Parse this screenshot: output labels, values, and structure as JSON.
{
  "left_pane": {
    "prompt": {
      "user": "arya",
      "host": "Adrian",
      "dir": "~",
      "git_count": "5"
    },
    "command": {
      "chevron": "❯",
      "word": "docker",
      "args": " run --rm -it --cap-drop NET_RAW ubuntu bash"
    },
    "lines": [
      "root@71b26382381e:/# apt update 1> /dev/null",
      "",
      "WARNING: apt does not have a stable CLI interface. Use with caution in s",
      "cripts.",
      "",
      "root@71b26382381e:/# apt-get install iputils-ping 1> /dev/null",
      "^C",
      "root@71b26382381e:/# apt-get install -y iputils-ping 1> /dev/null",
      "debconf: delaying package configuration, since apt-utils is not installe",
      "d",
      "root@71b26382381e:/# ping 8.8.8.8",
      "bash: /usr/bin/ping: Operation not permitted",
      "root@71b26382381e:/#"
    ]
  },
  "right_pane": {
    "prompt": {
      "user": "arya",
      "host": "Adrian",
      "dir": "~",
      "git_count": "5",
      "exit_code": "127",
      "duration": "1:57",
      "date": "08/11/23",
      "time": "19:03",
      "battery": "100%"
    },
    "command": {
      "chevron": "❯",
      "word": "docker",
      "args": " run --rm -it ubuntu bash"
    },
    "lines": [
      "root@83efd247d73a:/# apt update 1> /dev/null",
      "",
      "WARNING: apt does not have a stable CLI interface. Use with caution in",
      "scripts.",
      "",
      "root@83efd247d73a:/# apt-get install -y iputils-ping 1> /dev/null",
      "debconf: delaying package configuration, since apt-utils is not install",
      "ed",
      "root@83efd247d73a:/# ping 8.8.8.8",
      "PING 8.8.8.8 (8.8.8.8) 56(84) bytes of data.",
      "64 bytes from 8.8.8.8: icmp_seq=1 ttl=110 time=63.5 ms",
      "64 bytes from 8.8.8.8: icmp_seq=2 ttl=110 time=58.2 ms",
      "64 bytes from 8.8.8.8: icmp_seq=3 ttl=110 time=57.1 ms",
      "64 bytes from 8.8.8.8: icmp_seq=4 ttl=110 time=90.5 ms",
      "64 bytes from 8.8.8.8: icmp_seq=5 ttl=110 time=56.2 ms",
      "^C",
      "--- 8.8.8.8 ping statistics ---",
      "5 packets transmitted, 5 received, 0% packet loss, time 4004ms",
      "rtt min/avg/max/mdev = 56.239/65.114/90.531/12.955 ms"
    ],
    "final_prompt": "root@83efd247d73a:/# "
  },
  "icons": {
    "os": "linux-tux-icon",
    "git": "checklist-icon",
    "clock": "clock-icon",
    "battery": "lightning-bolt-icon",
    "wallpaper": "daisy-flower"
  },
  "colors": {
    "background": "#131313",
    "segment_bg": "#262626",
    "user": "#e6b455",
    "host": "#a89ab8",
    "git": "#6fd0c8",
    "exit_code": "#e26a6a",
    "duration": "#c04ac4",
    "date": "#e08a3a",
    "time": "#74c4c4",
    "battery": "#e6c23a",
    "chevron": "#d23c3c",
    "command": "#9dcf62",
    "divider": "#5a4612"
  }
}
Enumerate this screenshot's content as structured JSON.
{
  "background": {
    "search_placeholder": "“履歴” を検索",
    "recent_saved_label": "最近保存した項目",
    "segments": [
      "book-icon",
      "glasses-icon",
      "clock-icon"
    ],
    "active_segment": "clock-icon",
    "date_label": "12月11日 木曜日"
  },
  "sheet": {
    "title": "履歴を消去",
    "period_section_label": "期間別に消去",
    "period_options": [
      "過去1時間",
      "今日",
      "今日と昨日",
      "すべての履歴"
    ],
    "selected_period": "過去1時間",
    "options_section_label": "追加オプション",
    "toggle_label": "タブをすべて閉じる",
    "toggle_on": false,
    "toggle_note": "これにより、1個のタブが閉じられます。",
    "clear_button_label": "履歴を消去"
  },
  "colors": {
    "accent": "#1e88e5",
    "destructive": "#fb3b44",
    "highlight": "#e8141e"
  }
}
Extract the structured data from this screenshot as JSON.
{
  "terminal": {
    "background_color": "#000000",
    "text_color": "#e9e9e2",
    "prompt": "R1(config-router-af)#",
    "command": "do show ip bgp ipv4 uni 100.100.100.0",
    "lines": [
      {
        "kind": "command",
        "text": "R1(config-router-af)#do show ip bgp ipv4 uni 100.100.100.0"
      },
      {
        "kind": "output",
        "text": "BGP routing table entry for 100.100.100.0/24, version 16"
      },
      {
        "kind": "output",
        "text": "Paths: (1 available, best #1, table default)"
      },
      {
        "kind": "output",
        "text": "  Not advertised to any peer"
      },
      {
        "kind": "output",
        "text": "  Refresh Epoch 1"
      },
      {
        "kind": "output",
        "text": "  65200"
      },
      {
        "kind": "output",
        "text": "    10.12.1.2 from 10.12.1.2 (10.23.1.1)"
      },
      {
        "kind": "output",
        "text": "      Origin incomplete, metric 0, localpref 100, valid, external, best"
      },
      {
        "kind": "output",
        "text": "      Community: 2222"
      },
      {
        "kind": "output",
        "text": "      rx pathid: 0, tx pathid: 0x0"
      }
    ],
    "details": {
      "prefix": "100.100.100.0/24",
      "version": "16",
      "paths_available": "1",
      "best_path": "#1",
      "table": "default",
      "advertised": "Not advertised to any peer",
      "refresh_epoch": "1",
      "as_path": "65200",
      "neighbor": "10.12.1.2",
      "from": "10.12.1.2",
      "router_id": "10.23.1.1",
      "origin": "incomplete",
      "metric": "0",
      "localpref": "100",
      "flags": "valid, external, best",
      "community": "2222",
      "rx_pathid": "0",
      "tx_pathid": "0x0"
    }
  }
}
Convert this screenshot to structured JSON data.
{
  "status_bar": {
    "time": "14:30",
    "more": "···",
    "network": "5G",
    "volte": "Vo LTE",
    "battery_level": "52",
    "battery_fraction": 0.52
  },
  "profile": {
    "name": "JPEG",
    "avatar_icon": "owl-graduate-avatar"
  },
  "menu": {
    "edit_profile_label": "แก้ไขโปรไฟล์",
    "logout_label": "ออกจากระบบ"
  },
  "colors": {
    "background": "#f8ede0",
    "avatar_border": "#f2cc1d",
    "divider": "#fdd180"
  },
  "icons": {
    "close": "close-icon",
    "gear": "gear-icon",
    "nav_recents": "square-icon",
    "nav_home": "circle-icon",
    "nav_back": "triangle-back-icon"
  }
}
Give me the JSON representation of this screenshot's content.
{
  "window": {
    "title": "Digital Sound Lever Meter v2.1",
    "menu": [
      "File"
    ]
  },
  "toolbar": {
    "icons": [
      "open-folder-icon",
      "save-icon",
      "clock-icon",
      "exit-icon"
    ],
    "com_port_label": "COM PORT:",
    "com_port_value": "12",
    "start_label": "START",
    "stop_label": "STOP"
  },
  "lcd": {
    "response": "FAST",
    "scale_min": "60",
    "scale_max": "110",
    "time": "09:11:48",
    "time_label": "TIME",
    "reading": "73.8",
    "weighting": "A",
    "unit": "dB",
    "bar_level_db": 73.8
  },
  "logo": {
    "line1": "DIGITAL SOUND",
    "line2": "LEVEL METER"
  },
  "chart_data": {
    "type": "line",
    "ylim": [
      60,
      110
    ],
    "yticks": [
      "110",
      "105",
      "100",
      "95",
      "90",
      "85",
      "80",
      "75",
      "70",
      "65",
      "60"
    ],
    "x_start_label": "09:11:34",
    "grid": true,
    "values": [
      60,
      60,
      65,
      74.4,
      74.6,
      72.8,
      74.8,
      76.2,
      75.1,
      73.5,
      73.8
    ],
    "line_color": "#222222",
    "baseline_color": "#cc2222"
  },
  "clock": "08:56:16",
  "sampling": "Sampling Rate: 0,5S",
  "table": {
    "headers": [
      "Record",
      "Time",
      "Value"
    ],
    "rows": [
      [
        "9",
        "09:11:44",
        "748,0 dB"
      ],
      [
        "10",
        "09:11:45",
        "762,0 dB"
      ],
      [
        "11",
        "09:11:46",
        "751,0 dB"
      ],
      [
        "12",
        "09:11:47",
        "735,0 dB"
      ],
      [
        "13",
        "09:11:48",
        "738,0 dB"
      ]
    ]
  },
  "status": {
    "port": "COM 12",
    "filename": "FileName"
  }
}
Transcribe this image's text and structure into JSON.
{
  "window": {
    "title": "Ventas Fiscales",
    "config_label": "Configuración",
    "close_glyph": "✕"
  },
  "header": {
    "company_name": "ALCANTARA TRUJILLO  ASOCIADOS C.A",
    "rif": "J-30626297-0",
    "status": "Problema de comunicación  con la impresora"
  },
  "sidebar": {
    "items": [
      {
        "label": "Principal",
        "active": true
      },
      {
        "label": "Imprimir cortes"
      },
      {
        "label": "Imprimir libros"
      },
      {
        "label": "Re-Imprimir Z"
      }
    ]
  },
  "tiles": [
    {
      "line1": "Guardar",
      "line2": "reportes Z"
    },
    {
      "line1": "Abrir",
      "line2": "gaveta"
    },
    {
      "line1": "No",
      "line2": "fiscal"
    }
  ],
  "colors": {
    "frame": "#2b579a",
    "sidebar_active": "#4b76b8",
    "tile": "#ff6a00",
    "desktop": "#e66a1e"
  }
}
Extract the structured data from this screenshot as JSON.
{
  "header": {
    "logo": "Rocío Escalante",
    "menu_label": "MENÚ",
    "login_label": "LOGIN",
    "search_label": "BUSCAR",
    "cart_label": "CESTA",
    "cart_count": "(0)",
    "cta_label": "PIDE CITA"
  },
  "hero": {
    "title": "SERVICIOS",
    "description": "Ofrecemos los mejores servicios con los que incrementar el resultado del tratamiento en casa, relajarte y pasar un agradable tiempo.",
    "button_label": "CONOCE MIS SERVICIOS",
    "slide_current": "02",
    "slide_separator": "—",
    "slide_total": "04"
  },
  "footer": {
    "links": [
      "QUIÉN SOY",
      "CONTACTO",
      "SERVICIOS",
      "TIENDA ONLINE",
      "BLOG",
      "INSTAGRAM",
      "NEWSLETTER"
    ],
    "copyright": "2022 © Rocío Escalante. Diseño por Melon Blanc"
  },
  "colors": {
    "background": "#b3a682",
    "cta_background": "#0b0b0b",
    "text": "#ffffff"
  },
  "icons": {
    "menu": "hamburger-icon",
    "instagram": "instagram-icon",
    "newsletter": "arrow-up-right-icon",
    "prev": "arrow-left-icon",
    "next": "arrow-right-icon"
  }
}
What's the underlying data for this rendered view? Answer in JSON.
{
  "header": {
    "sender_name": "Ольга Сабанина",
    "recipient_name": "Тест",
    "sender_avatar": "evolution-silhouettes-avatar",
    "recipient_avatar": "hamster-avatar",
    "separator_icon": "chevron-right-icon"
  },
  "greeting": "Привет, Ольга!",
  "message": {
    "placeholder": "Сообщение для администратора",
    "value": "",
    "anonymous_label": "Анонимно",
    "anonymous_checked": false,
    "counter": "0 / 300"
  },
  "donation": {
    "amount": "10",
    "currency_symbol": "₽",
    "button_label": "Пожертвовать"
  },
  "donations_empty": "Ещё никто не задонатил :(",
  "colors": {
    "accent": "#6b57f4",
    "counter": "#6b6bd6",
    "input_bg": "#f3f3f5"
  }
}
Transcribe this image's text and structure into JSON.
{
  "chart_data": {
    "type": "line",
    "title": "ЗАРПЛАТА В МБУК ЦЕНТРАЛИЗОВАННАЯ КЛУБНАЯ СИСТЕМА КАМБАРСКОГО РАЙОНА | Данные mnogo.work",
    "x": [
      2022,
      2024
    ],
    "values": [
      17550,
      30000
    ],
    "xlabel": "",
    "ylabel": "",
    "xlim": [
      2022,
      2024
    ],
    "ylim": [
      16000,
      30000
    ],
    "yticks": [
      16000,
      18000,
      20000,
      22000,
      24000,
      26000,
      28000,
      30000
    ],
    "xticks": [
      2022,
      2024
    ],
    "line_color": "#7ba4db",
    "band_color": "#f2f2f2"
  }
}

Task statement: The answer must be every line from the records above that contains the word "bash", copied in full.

Task answer:
      "args": " run --rm -it --cap-drop NET_RAW ubuntu bash"
      "bash: /usr/bin/ping: Operation not permitted",
      "args": " run --rm -it ubuntu bash"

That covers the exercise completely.